• [Your goal]:
Of the entries below, copy only those lines that contain the word "label".

• [Task input]:
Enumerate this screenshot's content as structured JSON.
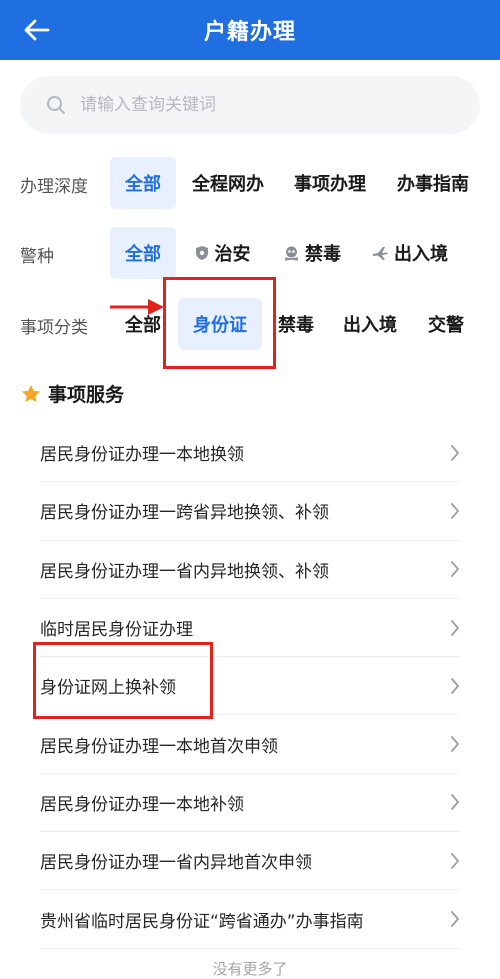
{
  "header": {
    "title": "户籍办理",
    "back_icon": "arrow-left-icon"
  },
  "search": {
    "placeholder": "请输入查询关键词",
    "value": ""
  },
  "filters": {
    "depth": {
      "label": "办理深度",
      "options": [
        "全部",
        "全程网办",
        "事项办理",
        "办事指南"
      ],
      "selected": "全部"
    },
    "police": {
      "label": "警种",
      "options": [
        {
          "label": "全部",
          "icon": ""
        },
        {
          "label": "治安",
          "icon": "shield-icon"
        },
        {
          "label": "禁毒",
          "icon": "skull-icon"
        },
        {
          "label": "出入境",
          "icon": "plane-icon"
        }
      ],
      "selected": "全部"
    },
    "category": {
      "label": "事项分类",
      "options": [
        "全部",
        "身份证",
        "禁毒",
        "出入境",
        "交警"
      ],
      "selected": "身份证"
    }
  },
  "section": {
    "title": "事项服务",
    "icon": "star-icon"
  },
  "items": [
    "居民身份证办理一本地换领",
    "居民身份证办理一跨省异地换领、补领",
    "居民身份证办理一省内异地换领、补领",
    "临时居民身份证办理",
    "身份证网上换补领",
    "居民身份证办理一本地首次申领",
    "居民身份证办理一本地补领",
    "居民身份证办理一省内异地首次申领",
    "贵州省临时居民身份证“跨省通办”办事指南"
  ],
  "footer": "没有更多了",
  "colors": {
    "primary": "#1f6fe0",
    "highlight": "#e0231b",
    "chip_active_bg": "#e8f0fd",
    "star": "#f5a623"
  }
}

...

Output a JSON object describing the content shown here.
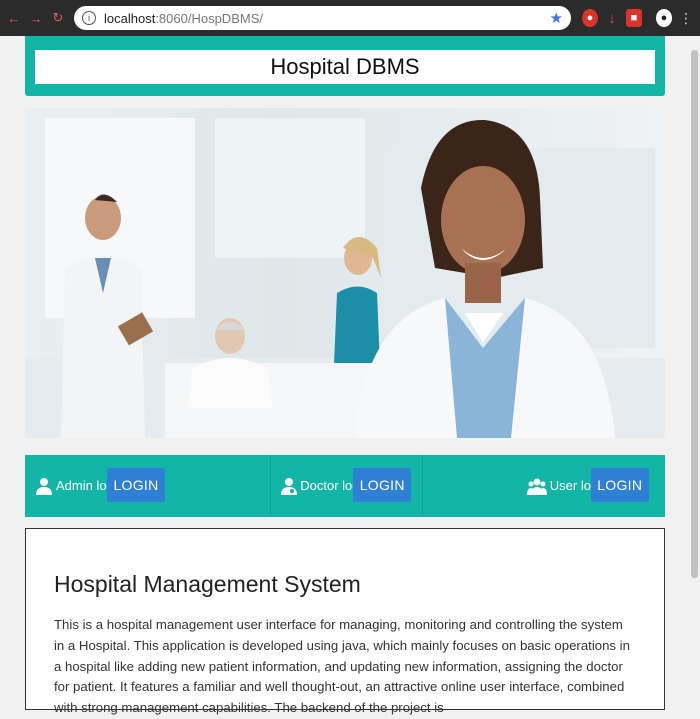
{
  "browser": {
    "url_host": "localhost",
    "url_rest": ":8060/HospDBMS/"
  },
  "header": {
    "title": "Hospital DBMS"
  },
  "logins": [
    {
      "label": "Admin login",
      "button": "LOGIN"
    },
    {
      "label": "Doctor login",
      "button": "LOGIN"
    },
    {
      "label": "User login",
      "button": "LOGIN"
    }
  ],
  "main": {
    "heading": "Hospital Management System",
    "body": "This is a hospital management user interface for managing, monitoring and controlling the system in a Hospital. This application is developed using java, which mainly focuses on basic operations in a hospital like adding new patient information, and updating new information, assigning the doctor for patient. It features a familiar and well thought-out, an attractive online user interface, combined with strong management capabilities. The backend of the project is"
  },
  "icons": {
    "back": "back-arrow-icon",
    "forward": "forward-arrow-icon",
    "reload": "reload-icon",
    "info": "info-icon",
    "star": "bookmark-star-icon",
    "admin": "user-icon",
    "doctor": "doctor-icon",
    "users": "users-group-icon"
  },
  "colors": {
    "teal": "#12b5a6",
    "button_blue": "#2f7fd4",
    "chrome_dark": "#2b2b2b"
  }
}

• [Written solution]:
      "label": "办理深度",
      "label": "警种",
          "label": "全部",
          "label": "治安",
          "label": "禁毒",
          "label": "出入境",
      "label": "事项分类",
      "label": "Admin login",
      "label": "Doctor login",
      "label": "User login",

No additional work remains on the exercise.